**About this exercise**
For each line below that contains the string "heading", copy that line.

**Data extracts**
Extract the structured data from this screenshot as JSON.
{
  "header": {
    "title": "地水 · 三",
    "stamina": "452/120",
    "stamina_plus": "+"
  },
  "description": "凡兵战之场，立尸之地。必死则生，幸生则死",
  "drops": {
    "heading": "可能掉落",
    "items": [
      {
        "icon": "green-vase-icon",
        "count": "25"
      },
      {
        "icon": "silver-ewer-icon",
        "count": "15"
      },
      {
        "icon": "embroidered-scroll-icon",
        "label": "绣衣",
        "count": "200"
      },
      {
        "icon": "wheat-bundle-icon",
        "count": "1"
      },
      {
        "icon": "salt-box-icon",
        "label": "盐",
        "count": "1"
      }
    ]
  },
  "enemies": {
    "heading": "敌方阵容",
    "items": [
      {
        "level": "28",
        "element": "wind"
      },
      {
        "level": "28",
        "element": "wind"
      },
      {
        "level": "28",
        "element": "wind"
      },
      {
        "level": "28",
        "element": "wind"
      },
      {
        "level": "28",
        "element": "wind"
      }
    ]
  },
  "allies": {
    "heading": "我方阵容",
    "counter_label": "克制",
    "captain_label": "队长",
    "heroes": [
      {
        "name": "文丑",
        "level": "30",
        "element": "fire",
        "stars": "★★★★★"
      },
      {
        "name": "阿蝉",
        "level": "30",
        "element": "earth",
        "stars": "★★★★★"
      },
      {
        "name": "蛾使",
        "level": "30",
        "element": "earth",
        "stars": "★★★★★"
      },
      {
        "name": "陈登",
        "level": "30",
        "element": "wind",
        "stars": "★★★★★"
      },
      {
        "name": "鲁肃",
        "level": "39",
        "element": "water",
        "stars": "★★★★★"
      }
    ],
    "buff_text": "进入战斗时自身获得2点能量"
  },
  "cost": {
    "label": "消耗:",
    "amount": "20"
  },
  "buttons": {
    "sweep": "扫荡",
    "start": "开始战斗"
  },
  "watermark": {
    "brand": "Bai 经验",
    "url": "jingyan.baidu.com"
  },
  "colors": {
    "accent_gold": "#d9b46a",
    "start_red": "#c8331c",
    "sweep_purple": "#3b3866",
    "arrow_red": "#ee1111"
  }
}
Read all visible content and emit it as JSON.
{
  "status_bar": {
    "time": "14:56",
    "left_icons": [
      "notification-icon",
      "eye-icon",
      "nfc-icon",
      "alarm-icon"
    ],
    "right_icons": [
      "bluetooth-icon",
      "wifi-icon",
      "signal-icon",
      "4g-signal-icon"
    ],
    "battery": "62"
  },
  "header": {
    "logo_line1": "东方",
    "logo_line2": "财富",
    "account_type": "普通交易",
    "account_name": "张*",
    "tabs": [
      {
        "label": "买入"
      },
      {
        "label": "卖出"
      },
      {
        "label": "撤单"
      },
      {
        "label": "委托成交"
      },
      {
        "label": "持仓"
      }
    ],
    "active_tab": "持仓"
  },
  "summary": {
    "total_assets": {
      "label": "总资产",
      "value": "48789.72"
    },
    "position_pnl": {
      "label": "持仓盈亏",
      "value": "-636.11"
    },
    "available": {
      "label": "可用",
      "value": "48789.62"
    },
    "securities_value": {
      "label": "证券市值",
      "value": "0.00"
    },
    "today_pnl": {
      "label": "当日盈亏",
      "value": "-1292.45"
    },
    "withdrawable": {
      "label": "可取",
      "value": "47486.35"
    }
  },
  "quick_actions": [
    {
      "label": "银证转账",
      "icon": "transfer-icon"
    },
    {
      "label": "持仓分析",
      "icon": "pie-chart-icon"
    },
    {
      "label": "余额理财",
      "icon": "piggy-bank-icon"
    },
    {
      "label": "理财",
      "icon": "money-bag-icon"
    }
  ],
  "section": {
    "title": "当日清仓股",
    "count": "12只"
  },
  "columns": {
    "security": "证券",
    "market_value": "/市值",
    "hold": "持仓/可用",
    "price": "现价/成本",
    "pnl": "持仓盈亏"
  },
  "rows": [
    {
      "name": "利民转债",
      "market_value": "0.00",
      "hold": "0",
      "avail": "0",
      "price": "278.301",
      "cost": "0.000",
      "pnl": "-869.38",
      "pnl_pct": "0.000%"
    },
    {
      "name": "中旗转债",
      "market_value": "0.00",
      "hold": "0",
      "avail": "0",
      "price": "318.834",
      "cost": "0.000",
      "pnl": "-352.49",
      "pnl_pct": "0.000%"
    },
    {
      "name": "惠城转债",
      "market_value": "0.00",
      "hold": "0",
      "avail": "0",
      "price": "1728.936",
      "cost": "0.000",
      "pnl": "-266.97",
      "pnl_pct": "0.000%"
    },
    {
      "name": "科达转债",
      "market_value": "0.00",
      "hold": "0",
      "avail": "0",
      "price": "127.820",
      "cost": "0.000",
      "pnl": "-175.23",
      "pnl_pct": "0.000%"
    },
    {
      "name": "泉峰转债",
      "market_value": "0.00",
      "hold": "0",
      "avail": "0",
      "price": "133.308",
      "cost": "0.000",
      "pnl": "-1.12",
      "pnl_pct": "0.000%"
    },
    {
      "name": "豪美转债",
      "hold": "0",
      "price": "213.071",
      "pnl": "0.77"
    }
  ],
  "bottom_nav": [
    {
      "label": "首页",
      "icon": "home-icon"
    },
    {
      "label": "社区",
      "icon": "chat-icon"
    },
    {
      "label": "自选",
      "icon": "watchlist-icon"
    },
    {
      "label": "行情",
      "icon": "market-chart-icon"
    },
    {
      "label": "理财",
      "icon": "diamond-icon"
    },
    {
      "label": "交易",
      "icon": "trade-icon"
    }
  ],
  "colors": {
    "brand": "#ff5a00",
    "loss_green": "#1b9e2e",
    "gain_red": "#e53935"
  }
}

**Solution to this problem**
    "heading": "可能掉落",
    "heading": "敌方阵容",
    "heading": "我方阵容",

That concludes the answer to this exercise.